Perhaps living a life of balance is an impossible goal, especially if we're talking about achieving that every day. But once in awhile, you get a day that is EXACTLY what you need. Maybe life isn't about feeling bad about all the days that don't measure up to impossible standards. Time to call that a wash, I say. We never “arrive”, which is a major bummer for us perfectionists. And frankly, I bet we'll keep trying.
Feeling a bit better
But, every so often, you will get a glimpse of what's possible with hard work, risk and a lot of luck.  

It's about to get real...

I have many lighthearted type of anecdotes to share on here at some point, but I tend to run deep so hang on tight. It's gonna get real today, people. I want to go on the record as a married person who has gone through 2 seasons in her life now where she has fantasized about being single. Yes, I'm a nice person with a great husband (whom I love dearly) and 2 precious children who bring me great joy almost every day, which is pretty amazing, really. But occasionally I think back to my globe-trotting single days and think yeah, I'd like to go back to that time when things were simple. I was a viable, virginal girl (because let's face it, Christian woman find singleness more intimidating when they're no longer virgins, regardless of the reason) and the world was my oyster. I hesitate to speak frankly on the idea of singleness fantasies because I've never heard a married person say these truths and what if (eek!) I'm the only person out there who sometimes wants to think for 1 instead of 4?!?! A few years of wandering in Europe sound pretty good sometimes. I sleep well on trains and somehow avoided the Taken scenario the whole year I lived in Germany at 19. The fact that my many amazing single friends aren't currently wandering in Europe and aren't any happier than I am is entirely beside the point. 

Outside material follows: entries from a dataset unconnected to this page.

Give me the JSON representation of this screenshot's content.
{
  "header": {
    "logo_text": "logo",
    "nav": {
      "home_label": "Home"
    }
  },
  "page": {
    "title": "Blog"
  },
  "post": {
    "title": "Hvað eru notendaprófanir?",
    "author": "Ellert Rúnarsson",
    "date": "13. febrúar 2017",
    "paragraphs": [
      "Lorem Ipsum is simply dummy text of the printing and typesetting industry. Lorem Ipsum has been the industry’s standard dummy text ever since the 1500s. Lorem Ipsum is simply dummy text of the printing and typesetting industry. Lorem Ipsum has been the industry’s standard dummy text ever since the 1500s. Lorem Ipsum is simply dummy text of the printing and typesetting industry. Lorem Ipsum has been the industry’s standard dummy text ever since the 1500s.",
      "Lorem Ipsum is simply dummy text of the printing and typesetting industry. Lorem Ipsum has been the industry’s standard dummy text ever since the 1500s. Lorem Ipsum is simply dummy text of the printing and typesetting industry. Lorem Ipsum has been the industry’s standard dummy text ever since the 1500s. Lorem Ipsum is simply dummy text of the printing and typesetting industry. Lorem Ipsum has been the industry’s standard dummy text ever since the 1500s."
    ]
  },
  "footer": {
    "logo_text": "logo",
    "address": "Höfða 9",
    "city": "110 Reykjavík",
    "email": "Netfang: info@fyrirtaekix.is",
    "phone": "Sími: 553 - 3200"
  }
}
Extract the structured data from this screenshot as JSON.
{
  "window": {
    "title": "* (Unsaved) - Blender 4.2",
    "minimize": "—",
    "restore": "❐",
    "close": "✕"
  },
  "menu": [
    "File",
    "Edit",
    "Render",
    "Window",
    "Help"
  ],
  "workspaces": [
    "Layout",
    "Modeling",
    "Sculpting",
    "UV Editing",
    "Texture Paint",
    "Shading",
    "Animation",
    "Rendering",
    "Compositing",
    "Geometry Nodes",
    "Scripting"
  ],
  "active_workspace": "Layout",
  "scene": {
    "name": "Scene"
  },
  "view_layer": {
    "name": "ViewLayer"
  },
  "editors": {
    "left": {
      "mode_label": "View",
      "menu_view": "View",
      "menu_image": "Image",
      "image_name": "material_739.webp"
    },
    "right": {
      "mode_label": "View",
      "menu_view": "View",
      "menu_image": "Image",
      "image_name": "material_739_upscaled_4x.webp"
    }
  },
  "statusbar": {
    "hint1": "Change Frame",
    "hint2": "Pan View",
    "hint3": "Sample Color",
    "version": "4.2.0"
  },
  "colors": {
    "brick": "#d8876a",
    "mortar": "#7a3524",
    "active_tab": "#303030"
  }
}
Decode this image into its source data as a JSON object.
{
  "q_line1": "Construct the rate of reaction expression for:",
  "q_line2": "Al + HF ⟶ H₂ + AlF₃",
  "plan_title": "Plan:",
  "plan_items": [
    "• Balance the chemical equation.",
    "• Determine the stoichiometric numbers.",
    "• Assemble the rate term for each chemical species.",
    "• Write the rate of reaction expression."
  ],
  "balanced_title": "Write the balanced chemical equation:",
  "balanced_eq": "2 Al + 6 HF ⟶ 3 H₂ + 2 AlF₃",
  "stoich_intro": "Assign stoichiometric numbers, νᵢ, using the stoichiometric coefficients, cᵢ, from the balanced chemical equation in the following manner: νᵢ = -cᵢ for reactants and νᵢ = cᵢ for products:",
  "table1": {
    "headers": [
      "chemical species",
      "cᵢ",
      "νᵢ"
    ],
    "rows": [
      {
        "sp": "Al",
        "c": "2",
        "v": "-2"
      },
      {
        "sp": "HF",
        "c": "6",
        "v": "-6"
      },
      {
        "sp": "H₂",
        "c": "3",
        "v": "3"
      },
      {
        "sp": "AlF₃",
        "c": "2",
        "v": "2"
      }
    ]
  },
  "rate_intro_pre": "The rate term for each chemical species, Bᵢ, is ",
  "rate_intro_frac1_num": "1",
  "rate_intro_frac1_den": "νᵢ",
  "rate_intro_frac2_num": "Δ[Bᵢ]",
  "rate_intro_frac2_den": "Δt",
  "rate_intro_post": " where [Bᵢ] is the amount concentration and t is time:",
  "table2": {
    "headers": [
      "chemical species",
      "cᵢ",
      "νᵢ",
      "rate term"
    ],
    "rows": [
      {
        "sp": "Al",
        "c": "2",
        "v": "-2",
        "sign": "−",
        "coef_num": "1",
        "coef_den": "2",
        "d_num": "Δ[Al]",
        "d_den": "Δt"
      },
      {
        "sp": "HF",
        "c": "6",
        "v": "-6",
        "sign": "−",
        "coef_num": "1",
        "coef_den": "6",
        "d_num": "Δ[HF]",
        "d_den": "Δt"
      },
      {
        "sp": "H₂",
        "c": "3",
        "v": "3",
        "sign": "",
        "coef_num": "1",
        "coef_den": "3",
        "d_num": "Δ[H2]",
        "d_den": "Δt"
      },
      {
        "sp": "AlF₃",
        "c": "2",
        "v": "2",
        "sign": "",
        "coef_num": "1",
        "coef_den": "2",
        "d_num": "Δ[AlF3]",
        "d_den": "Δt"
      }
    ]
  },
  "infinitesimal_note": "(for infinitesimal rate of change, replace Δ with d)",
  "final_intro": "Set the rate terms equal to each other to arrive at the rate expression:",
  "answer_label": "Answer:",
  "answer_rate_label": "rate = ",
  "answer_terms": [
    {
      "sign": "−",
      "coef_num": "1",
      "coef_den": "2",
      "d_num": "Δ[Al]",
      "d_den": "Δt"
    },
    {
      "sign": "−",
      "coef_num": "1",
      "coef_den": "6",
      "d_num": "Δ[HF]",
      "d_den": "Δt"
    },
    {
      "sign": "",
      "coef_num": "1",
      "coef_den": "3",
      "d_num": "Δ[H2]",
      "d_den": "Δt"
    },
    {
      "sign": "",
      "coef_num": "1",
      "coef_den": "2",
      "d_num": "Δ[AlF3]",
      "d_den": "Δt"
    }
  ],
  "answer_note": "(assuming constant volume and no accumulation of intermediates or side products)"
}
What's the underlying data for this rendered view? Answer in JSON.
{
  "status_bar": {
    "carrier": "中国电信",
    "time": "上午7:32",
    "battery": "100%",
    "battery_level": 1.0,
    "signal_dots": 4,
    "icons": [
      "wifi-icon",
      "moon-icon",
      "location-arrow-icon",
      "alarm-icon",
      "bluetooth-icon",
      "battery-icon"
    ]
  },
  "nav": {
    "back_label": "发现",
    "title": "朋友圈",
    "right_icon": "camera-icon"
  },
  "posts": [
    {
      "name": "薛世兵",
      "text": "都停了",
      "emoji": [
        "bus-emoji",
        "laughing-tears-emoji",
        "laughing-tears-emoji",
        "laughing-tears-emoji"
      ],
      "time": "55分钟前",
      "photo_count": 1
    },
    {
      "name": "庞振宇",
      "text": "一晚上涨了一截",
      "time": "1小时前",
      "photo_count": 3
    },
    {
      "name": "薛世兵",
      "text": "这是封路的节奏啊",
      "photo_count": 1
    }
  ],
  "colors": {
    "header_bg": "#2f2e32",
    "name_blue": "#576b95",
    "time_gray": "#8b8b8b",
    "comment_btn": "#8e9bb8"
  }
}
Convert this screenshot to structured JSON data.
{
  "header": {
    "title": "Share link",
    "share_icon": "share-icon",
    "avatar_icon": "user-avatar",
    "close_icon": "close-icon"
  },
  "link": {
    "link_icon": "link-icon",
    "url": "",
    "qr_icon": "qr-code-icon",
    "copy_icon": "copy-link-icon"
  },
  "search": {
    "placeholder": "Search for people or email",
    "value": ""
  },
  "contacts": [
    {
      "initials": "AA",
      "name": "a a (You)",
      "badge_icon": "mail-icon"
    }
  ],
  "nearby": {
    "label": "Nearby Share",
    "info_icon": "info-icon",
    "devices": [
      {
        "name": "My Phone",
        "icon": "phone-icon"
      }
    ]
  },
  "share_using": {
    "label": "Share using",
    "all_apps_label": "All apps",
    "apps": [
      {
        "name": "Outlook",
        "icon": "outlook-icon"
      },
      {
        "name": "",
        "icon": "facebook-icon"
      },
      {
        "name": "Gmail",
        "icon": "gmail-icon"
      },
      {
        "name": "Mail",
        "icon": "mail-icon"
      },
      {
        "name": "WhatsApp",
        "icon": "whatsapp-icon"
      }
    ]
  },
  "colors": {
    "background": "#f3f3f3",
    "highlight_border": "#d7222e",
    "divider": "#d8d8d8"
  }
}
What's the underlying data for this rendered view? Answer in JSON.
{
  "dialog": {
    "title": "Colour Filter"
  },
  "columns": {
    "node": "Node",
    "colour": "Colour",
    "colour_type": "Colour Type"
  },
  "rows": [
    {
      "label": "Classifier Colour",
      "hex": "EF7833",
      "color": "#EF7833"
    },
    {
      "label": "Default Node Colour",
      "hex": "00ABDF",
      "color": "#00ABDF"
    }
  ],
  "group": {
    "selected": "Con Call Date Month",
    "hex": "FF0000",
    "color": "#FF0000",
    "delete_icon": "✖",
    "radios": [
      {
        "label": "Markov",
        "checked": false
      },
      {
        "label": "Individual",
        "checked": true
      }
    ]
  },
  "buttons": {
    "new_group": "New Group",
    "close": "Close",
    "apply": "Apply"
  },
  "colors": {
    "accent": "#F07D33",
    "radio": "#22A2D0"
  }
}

There are many reasons for said fantasy. I, for one, am a runner. I hate to admit it because it feels like I'm shaming myself, but perhaps this is the fate of a perfectionist. Relationships aren't all good or all bad. And I hate that! Growing up in an evangelical household (which included our home, church, and school) life was painted as a series of good decisions and bad decisions. Your future mate would be a "godly" guy - knight in shining armor stuff, and there was one RIGHT person who was specifically designed by God for me. And in the meantime, marry Jesus! He's a pretty great husband, right? Though, I think we all know, JC never married. I have literally participated in 2 fake wedding ceremonies to Jesus in my life. Spring this on a silly kid and at best, it might plant a seed of loving God in their heart or at least stop them from having premarital sex. Do this to a serious perfectionist and she'll end up breaking up with her incredibly safe, chaste boyfriend out of commitment to her new husband. (I broke up with that wonderful boy 3 TIMES, poor guy). 
Needless to say, these attempts at teaching us that TRUE LOVE WAITS also taught us that true love is perfect, pure, and safe. Perhaps that's true about agape type Jesus marriages. But relationships between two people who are honest and who have had crazy shit happen in their life together get messy. The beautiful thing I'm coming to terms with is that IT SHOULD. Messy is real. True love isn't pure (meaning without fault, blame, mess, mistakes, fantasies of no one talking to you before 9am, resentment, grief, and heartache). Perhaps we're still in the process of figuring out what true love looks like.  
I think my perfectionist mind thinks relationships are either pure (childhood standard) or a trap (stay no matter what). This is the curse of being a black and white thinker. It's one or the other. It's good or bad. It's wonderful or it's awful. Turns out, it's both and. It's good and it's bad. Because even I, perfectionist who wants to save everyone, who's been on a pedestal her whole life (we'll get to that later:) am both and. Wonderful and mean. Loving and resentful. Honest and self-serving. Committed and restless. I don't think this means something terrible about me, my life, or my marriage. I think this means I'm human.